The number of US travel-related jobs at risk by May due to the worsening impact of the coronavirus crisis could hit almost six million, according to new projections.

The figures indicate that the economic damage from the public health crisis is accelerating.

A similar analysis released by the US Travel Association last week forecast 4.6 million jobs lost to travel declines before May.

Revised projections show a loss of 5.9 million jobs by the end of April due to declining travel.

The association is urging the inclusion of numerous relief measures for travel businesses in a ‘Phase III’ coronavirus package being negotiated in the US Congress.

This includes:

  • Access to more significant small business loans, and ensure immediate access to retain employees and cover basic costs during the shutdown.
  • A workforce stabilisation fund to help medium and larger travel businesses retain their workers and remain solvent.
  • Tax relief to help mitigate economic losses.

US Travel Association president and chief executive Roger Dow said: “The coronavirus crisis is hitting the travel economy hard, and it’s also hitting fast.

“These new figures underscore the extreme urgency of financial relief for travel businesses – 83% of which are small businesses – so they can keep paying their employees.

“Not only are workers suffering right now, but if employers are forced to close their doors, it is unknown when or if those jobs will ever come back.”
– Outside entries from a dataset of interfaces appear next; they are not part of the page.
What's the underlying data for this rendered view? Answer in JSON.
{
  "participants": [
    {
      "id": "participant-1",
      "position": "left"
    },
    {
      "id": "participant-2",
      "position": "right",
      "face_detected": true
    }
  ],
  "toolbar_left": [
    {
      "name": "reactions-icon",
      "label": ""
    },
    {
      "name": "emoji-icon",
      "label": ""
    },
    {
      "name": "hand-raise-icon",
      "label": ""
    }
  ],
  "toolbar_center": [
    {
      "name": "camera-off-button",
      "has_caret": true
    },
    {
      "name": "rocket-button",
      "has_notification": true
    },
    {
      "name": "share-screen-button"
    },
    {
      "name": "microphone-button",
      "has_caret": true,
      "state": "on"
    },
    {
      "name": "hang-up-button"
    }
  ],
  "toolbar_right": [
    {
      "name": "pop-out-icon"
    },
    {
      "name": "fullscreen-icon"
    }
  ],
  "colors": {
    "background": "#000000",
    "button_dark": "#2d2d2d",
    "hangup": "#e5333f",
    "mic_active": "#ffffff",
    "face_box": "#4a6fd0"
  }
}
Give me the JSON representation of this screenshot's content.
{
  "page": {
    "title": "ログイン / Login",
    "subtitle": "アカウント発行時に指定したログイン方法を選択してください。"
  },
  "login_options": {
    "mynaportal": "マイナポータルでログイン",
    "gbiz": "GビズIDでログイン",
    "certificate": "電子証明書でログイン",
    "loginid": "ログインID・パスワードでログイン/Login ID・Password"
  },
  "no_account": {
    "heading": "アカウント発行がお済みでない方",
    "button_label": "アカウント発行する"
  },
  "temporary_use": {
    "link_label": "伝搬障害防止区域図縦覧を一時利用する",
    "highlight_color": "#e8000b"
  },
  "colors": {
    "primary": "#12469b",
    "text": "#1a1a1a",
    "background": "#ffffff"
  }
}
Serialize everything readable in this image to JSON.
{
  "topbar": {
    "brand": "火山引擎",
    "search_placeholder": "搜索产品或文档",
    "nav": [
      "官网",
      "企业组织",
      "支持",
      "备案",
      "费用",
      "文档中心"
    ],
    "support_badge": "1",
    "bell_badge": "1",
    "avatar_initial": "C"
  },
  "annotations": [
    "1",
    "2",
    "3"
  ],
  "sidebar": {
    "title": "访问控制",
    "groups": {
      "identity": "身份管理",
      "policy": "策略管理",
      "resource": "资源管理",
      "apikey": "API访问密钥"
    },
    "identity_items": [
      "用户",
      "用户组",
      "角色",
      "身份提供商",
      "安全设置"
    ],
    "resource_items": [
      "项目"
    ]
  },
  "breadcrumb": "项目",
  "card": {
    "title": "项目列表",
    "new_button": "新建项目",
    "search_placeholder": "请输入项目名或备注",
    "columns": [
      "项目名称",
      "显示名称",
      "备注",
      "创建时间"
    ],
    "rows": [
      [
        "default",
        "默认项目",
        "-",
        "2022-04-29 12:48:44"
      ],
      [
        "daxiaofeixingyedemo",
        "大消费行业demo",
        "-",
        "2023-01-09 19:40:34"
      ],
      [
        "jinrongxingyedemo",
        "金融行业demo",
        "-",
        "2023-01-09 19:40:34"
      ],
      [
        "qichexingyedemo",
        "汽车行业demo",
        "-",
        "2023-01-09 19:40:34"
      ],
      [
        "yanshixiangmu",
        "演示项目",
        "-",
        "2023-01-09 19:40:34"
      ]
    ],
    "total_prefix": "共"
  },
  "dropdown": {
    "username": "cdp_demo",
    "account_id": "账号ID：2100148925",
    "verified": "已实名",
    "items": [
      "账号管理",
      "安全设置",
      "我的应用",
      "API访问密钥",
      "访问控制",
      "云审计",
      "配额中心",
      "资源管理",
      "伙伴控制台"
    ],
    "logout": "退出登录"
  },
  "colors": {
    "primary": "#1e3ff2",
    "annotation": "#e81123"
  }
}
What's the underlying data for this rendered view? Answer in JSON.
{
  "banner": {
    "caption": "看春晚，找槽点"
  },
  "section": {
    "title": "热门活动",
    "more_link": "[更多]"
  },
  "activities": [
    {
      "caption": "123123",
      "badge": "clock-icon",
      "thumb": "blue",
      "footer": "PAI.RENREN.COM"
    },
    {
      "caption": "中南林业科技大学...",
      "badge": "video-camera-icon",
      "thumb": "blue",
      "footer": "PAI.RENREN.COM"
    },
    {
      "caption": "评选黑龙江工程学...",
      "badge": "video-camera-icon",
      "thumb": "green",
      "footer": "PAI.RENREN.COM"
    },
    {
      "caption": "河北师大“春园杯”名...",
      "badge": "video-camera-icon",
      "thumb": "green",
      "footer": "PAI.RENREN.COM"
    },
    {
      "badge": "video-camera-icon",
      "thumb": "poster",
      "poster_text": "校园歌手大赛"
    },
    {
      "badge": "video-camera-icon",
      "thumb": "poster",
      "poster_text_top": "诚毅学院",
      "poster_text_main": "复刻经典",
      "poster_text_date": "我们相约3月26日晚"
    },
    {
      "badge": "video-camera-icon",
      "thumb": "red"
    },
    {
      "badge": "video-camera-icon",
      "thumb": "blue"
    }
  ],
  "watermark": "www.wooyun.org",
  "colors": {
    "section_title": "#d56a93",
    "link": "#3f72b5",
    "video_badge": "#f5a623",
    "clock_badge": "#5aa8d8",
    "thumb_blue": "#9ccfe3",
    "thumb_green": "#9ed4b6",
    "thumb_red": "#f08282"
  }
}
Other key findings in the latest analysis shows:

  • The loss in travel-related jobs alone will more than double the US unemployment rate from 3.5% to 7.1% by the end of April.
  • The expected loss of $910 billion in travel-related economic output in 2020 would be seven times the impact of 9/11.
  • The predicted slowdown in the travel sector alone will push the US economy into a protracted recession.

Dow added: “The health crisis deserves the government’s full attention, but the economic crisis will be worse and longer without aggressive action to confront it right now.

“Businesses can’t keep their lights on if they don’t have any customers, and they don’t have any customers because of the actions that are necessary to stem the spread of coronavirus.

“The resulting closures will take the greatest toll on the frontline employees who can least afford to lose their jobs – wait staff, housekeepers, concession workers, etc.

“Robust intervention by the federal government is the only avenue to make sure those outcomes are minimised.”